* Exercise goal
The required answer is every line of the data containing the word "workspaces".
—————
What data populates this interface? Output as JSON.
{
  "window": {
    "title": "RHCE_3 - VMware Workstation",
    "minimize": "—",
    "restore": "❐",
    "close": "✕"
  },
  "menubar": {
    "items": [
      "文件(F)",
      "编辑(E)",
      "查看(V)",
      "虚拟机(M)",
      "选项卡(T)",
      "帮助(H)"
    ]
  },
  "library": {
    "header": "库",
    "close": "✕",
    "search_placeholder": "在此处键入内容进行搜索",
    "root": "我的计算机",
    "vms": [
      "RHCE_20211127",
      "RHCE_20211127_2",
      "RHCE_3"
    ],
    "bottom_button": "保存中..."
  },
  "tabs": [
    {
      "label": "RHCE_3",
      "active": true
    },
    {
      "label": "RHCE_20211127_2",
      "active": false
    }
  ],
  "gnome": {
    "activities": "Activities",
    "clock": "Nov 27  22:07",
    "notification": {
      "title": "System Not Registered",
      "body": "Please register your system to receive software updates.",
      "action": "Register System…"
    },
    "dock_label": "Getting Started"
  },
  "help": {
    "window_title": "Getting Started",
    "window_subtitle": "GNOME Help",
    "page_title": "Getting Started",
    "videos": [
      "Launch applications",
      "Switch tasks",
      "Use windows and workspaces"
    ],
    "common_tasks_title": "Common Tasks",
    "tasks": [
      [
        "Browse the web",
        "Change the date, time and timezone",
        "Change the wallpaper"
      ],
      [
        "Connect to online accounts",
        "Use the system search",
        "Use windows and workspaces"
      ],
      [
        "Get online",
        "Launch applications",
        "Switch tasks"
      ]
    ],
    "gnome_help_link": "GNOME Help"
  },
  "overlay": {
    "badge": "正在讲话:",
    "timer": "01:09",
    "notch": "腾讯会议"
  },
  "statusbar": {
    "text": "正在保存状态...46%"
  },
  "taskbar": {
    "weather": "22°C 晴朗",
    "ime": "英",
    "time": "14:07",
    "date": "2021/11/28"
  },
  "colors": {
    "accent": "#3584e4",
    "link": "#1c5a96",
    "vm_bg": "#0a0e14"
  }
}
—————
* Result of the task
      "Use windows and workspaces"
        "Use windows and workspaces"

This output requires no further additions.